* **REQUIRED WORK**: Your answer must be the records below, reproduced exactly.

* **Data extracted from a collection**:
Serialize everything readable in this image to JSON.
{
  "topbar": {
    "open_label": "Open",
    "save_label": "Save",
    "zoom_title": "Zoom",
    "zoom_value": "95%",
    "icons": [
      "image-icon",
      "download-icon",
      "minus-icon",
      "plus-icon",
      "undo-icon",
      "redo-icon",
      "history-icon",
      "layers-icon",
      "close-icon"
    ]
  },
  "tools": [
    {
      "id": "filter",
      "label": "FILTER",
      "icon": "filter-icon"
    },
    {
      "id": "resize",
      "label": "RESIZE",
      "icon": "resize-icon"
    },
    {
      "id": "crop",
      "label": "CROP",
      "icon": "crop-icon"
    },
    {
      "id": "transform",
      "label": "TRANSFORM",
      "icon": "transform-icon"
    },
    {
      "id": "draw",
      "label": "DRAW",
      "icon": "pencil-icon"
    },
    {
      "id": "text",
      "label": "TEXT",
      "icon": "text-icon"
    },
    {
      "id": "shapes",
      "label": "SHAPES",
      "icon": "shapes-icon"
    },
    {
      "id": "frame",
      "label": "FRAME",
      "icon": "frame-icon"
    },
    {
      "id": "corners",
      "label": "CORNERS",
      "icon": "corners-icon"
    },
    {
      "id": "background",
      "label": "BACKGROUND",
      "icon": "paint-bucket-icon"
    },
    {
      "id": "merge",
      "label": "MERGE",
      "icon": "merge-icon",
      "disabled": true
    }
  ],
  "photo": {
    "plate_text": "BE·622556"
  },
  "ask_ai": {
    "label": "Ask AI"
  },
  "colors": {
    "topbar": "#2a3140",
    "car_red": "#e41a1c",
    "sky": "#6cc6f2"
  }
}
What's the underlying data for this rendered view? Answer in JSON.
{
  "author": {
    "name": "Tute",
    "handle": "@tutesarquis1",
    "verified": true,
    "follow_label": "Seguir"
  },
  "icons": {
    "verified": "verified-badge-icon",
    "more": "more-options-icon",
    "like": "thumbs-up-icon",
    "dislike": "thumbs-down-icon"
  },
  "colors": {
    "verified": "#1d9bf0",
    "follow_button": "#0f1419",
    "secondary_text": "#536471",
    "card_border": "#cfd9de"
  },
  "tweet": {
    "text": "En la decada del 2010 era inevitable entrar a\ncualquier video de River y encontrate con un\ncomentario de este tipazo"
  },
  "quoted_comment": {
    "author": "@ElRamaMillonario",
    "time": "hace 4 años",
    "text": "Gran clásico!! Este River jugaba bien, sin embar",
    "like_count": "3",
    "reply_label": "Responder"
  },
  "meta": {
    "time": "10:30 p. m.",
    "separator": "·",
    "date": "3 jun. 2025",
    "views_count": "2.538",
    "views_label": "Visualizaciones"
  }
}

* **ANSWER FOR THE TASK**:
Serialize everything readable in this image to JSON.
{
  "topbar": {
    "open_label": "Open",
    "save_label": "Save",
    "zoom_title": "Zoom",
    "zoom_value": "95%",
    "icons": [
      "image-icon",
      "download-icon",
      "minus-icon",
      "plus-icon",
      "undo-icon",
      "redo-icon",
      "history-icon",
      "layers-icon",
      "close-icon"
    ]
  },
  "tools": [
    {
      "id": "filter",
      "label": "FILTER",
      "icon": "filter-icon"
    },
    {
      "id": "resize",
      "label": "RESIZE",
      "icon": "resize-icon"
    },
    {
      "id": "crop",
      "label": "CROP",
      "icon": "crop-icon"
    },
    {
      "id": "transform",
      "label": "TRANSFORM",
      "icon": "transform-icon"
    },
    {
      "id": "draw",
      "label": "DRAW",
      "icon": "pencil-icon"
    },
    {
      "id": "text",
      "label": "TEXT",
      "icon": "text-icon"
    },
    {
      "id": "shapes",
      "label": "SHAPES",
      "icon": "shapes-icon"
    },
    {
      "id": "frame",
      "label": "FRAME",
      "icon": "frame-icon"
    },
    {
      "id": "corners",
      "label": "CORNERS",
      "icon": "corners-icon"
    },
    {
      "id": "background",
      "label": "BACKGROUND",
      "icon": "paint-bucket-icon"
    },
    {
      "id": "merge",
      "label": "MERGE",
      "icon": "merge-icon",
      "disabled": true
    }
  ],
  "photo": {
    "plate_text": "BE·622556"
  },
  "ask_ai": {
    "label": "Ask AI"
  },
  "colors": {
    "topbar": "#2a3140",
    "car_red": "#e41a1c",
    "sky": "#6cc6f2"
  }
}
What's the underlying data for this rendered view? Answer in JSON.
{
  "author": {
    "name": "Tute",
    "handle": "@tutesarquis1",
    "verified": true,
    "follow_label": "Seguir"
  },
  "icons": {
    "verified": "verified-badge-icon",
    "more": "more-options-icon",
    "like": "thumbs-up-icon",
    "dislike": "thumbs-down-icon"
  },
  "colors": {
    "verified": "#1d9bf0",
    "follow_button": "#0f1419",
    "secondary_text": "#536471",
    "card_border": "#cfd9de"
  },
  "tweet": {
    "text": "En la decada del 2010 era inevitable entrar a\ncualquier video de River y encontrate con un\ncomentario de este tipazo"
  },
  "quoted_comment": {
    "author": "@ElRamaMillonario",
    "time": "hace 4 años",
    "text": "Gran clásico!! Este River jugaba bien, sin embar",
    "like_count": "3",
    "reply_label": "Responder"
  },
  "meta": {
    "time": "10:30 p. m.",
    "separator": "·",
    "date": "3 jun. 2025",
    "views_count": "2.538",
    "views_label": "Visualizaciones"
  }
}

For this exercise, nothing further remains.